(Beginning of Given data)
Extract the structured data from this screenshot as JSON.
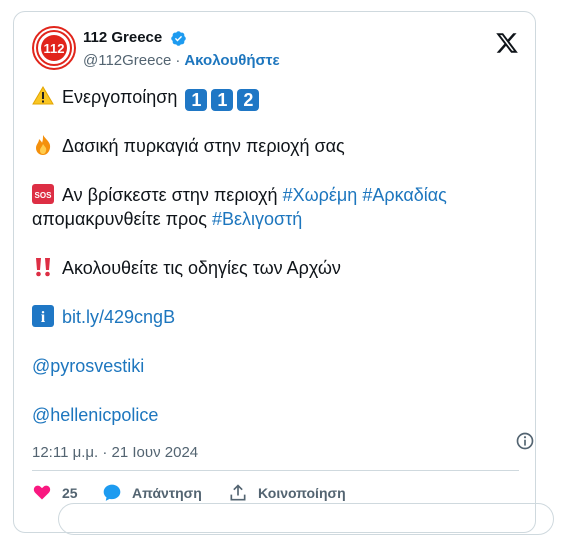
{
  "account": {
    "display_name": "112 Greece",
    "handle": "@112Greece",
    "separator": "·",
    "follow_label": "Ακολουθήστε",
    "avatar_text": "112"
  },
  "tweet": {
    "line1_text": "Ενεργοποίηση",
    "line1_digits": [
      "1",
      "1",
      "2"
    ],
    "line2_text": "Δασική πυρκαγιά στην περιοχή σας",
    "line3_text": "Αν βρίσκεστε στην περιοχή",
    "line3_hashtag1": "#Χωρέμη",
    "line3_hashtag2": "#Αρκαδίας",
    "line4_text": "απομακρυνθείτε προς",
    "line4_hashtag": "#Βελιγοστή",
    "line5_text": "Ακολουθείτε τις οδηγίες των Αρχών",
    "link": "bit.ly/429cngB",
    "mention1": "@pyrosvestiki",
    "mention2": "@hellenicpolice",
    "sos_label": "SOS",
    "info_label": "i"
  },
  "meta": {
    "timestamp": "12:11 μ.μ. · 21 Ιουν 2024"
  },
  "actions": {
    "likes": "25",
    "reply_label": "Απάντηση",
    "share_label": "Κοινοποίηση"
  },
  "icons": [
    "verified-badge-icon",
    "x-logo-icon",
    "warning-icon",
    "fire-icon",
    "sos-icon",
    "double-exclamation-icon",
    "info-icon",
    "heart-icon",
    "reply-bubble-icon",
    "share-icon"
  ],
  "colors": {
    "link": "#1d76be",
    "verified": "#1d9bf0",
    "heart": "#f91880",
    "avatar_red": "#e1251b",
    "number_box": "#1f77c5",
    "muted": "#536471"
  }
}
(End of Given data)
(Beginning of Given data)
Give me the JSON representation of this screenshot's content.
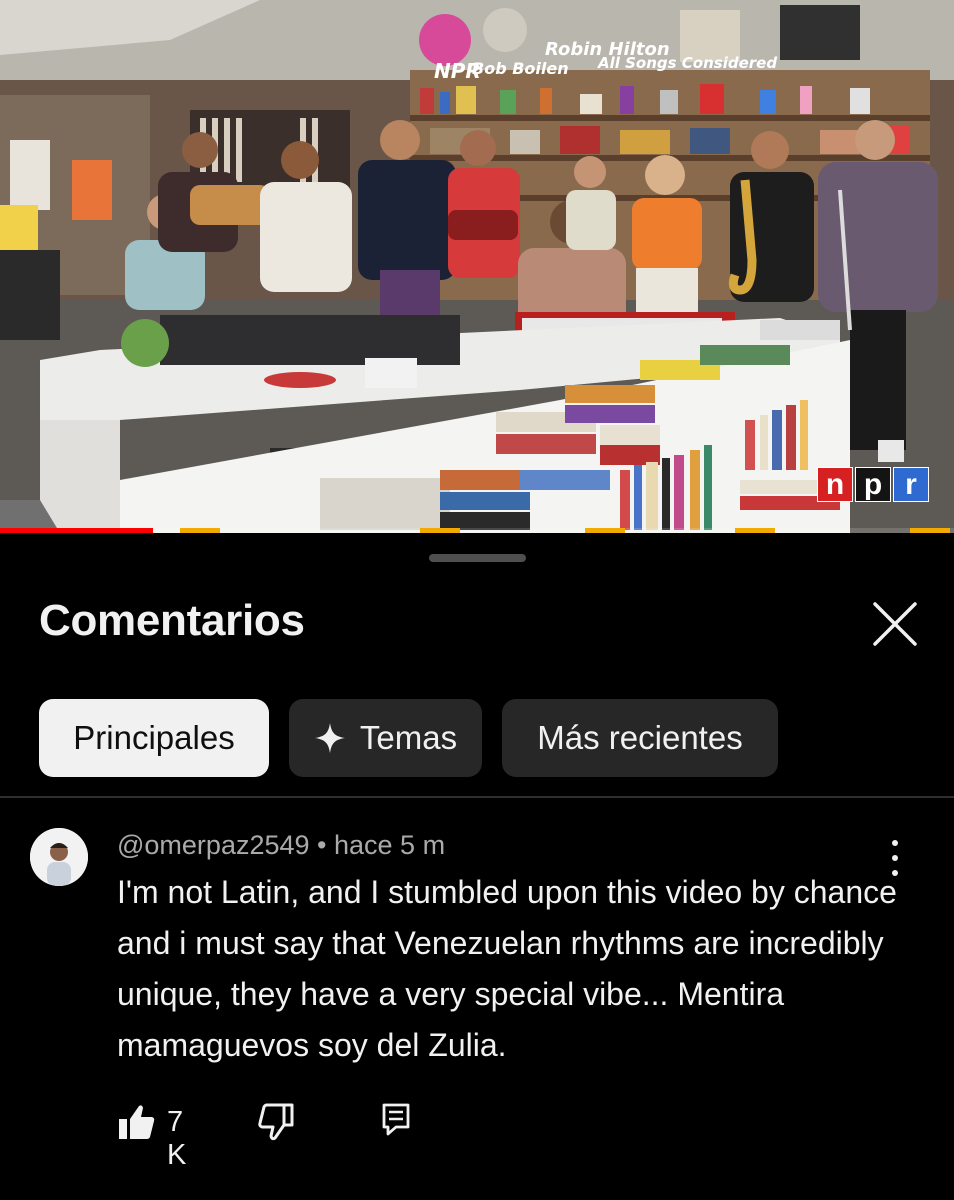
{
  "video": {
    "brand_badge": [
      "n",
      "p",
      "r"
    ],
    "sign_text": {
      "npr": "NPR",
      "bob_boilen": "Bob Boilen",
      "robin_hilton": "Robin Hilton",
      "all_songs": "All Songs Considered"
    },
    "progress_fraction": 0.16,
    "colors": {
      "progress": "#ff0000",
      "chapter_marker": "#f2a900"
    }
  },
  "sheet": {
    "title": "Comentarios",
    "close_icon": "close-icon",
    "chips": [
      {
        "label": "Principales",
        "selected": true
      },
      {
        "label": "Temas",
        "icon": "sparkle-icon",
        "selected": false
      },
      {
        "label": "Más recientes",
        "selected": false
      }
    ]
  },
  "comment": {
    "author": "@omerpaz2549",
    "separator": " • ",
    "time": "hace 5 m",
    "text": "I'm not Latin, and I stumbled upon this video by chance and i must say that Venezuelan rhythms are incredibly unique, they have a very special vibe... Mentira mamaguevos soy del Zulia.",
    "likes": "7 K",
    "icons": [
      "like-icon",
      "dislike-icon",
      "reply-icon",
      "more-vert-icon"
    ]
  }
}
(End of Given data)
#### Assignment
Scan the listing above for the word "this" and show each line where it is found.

#### Final answer
Extract the structured data from this screenshot as JSON.
Give me the JSON representation of this screenshot's content.
    "text": "I'm not Latin, and I stumbled upon this video by chance and i must say that Venezuelan rhythms are incredibly unique, they have a very special vibe... Mentira mamaguevos soy del Zulia.",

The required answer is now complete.